As every gardener knows, what you hope or intend for your little patch of earth isn’t always what you get. Like last spring when I accidentally planted hot peppers thinking they were sweet. Or when, many years ago, my mom mistakenly thought she had planted a Mexican lime tree in her backyard.
Her “limes” turned out to be Rangpurs, which are not true limes at all. A Rangpur lime is a fragrant, smoky-sour cross between a mandarin and a lemon. They are so sour that my mother’s tree nearly met its end more than once, when she’s contemplated uprooting it in favor of a lime she could more easily use. (As if in direct response, the tree has grown like crazy — so happily that she hasn’t had the heart to dig it up.) Of course, after I started making preserves and discovering lesser known citrus fruits, I realized she had accidentally planted a gold mine. Consider . . .
- a 5-ounce bottle of Rangpur lime syrup from an artisan syrup maker would set you back $12
- the New York Times sent readers to specialty stores to find Rangpur limes — at a cost of $9 per pound — for cocktails, for use in meat glazes, or as a replacement for key limes in pie
- you can have an excellent recipe for Rangpur lime marmalade for the price of the [amazon_link id=”0740791435″ target=”_blank” ]Blue Chair Jam Cookbook[/amazon_link].
That tree — which has by now grown big enough to yield about a hundred pounds of fruit per year — started looking pretty good!
Rangpur limes aren’t for everyone. My mom still doesn’t love them and, apparently, David Lebovitz doesn’t much care for them, either. (He says they are “a bit too musky” for his taste.) I adore them. The complex scent — bright, floral, and, yes, musky — puts an immediate smile on my face. And for some reason I can bite straight into one without making the shocked and then scrunchy faces that I’ve seen when others do the same. They are sour. That’s what makes them so good.
As far as what to do with them, you could start with the ideas above. Also, I just made a really nice Rangpur Lime Jam. Or you could head over to the beautiful Apt. 2B Baking Co. blog and take a look at Yossy’s recipe for Rangpur lime bars. (I dare you not to want them.) I am working on my own syrup recipe and it’s coming along, but here’s why I’m not posting it quite yet . . .
Tip: No matter how good it tastes, your Rangpur lime syrup should not look like pee. (The small batch above was adapted from the lime syrup recipe in the [amazon_link id=”0743246268″ target=”_blank” ]Joy of Cooking[/amazon_link]. It’s a nice recipe, but I don’t recommend it for Rangpurs; the result is just not robust enough.) My second attempt was a lot better — tasty and appropriately orange colored, at least — but it was too thick. (One thing to keep in mind about Rangpurs is that they have lots of pectin; in preserves, their juice will rather quickly form a skin and start to set.) I could probably get a better result if I used corn syrup, as does the Rangpur syrup linked above, but I’d rather do without. I have some ideas for my next attempt, and a good feeling about it, too.

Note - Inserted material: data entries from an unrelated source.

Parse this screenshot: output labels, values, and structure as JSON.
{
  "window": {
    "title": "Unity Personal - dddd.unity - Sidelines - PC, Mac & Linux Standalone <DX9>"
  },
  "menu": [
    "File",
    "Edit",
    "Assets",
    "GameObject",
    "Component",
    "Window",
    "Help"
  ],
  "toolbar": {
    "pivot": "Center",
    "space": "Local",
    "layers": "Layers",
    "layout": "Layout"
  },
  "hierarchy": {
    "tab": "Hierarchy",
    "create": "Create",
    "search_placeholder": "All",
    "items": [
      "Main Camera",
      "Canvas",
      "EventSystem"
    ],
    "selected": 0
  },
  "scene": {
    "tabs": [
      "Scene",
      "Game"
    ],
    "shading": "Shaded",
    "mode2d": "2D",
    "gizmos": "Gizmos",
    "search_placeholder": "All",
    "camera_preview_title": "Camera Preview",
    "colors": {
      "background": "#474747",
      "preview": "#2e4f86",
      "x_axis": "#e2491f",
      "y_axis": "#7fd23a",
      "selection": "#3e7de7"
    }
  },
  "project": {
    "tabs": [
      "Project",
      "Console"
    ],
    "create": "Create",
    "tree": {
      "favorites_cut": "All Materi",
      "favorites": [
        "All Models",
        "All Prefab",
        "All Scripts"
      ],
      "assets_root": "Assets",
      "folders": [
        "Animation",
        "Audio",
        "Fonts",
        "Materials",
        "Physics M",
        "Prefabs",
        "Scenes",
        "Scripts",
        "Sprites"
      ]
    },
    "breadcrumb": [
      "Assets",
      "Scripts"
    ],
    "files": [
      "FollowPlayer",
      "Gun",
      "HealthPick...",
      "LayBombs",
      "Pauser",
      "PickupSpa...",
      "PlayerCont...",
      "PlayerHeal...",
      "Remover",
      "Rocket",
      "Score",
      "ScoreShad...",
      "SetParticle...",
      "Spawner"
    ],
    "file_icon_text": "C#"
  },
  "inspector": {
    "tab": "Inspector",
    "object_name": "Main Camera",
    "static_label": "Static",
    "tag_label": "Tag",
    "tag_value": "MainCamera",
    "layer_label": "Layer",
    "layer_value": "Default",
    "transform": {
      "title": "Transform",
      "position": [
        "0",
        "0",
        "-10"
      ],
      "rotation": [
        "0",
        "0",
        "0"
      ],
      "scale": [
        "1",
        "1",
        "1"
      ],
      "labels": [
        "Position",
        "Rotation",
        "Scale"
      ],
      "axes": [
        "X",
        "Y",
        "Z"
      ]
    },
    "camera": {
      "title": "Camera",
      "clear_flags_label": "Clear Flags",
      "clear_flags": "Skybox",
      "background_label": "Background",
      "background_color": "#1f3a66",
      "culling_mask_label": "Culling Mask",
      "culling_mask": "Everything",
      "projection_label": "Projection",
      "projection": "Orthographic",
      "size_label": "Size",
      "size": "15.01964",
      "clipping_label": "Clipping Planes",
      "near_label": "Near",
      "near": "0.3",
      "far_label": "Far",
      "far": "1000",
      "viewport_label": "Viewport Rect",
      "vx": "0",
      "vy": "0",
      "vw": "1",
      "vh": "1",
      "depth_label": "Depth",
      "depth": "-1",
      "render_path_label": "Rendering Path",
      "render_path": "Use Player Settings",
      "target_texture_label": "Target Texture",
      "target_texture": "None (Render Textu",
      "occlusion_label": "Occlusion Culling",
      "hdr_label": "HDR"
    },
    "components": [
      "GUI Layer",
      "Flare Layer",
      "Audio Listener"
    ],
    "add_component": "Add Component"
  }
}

But enough about my plans. I’d like to know what you would do with Rangpur limes, so I’m giving away 5 pounds of them — and do be prepared, because that’s 35-40 limes — from my mother’s tree. (Thanks, mom!) Barring any unforeseen weather disasters, I will pick them and ship them USPS Priority Mail on the same day, to ensure they’re as fresh as possible when they reach you. (Sorry, but I can offer this giveaway only to U.S. residents. Alaskans welcome!) All you have to do is leave a comment below telling me how you might use these orange beauties. I’ll hold a random drawing on Friday, February 10 at 8 p.m., PST, so you can enter right up ’til then.